But it's reached the point where they can't rely on their goaltender to bail them out on a nightly basis, which is becoming another trend. Cam Ward allowed six goals to Tampa Bay on Sunday night, but made 49 saves — including 30 in the second period alone. He did everything he could to keep his team withing some sort of reaching distance and without his timely stops, the scoreboard could've looked much worse for the Blackhawks.

Something's got to change. 

When the Blackhawks talk about tightening things up defensively, they're not just putting it all on the defensemen.
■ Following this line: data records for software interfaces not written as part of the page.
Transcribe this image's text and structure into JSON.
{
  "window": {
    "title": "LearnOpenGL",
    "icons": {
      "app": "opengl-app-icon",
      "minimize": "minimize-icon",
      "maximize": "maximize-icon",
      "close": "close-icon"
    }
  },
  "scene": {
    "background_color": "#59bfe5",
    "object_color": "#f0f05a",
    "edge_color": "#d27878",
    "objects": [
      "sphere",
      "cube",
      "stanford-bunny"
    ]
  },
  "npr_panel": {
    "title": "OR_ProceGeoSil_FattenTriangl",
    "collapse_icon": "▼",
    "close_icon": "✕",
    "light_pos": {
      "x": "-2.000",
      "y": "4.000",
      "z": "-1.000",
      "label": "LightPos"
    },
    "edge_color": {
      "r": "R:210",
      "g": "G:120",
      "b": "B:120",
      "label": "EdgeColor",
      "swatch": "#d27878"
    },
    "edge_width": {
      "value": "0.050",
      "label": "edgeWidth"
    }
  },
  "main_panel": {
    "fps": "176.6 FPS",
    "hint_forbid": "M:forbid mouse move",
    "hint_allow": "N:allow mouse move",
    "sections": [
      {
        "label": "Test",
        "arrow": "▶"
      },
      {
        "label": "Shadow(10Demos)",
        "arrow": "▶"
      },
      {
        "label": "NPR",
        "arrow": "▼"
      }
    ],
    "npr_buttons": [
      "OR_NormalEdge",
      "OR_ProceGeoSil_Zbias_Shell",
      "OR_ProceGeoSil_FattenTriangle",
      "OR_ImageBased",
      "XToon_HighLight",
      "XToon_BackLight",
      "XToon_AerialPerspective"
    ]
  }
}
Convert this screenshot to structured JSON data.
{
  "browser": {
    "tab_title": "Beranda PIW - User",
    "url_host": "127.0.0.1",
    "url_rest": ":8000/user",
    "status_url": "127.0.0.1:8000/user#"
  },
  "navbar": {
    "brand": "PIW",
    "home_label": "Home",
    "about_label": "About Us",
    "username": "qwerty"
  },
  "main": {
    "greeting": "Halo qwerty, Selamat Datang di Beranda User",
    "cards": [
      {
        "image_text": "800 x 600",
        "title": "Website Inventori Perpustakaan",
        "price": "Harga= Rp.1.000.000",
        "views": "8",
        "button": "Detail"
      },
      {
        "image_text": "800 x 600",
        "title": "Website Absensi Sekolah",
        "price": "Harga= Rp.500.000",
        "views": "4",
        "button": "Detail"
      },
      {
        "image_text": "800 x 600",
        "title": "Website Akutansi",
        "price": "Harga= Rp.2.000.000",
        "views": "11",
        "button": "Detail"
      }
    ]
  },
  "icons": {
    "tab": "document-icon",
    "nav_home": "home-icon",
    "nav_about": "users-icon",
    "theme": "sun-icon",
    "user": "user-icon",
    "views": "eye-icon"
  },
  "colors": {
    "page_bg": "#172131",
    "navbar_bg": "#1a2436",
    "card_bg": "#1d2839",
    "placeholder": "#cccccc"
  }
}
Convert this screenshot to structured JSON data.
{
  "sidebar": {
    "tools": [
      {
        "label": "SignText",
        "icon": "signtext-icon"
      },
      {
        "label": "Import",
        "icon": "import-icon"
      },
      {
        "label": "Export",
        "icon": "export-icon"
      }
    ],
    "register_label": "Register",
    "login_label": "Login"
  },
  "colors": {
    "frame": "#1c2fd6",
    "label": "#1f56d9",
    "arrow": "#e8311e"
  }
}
All five guys on the ice need to do their part and they're not doing it right now.

"I think we're trying to do too much and running around trying to do each other's job," Jonathan Toews said. "Sometimes we just need to simply and finish our checks and support each other."

No team has given up more even-strength high-danger chances through eight games than the Blackhawks at 110. That's 15.77 per 60 minutes. For reference, the New York Islanders finished worst in the league in that category last season and their number was at 12.96.

It didn't help that the Blackhawks spent nearly the entire second period in their own end on Sunday.

"We just couldn’t get it out of our zone, couldn’t get our stick on it, didn’t see pressure, didn’t feel pressure when we had it, were stripped," coach Joel Quenneville said. "Hence, we didn’t advance it. Kept looking like we were going up the ice and there were going to be some odd-man situations and then we’re the ones who were facing it."

That's one way to eliminate those high quality scoring chances, is getting the puck out of their own zone effectively or else it opens the door for Grade-A opportunities because of self-inflicted wounds. And it usually happens at the end of shifts when guys are tired, which often leads to goals.

"We have to learn how to play without the puck better and learn how to keep it," Quenneville said. "Whether it was our execution going up the ice, first pass poor and then we couldn’t change. A lot of things that happened yesterday were there tonight."

The Blackhawks weren't using three games in four nights as an excuse because Tampa Bay was in the same situation. It was an even playing field in that respect.

It's all about execution from everyone involved, forwards and defensemen. And the Blackhawks feel they're correctable issues.

"Of course," Toews said. "We've had some good periods this season so far. The first three, four, five games, everyone was excited and you guys are all talking to us much differently than you are right now. It's just getting back to playing that smart defensive game and playing with effort and letting our offense do the work. We know what's got to improve. It's right there in front of us."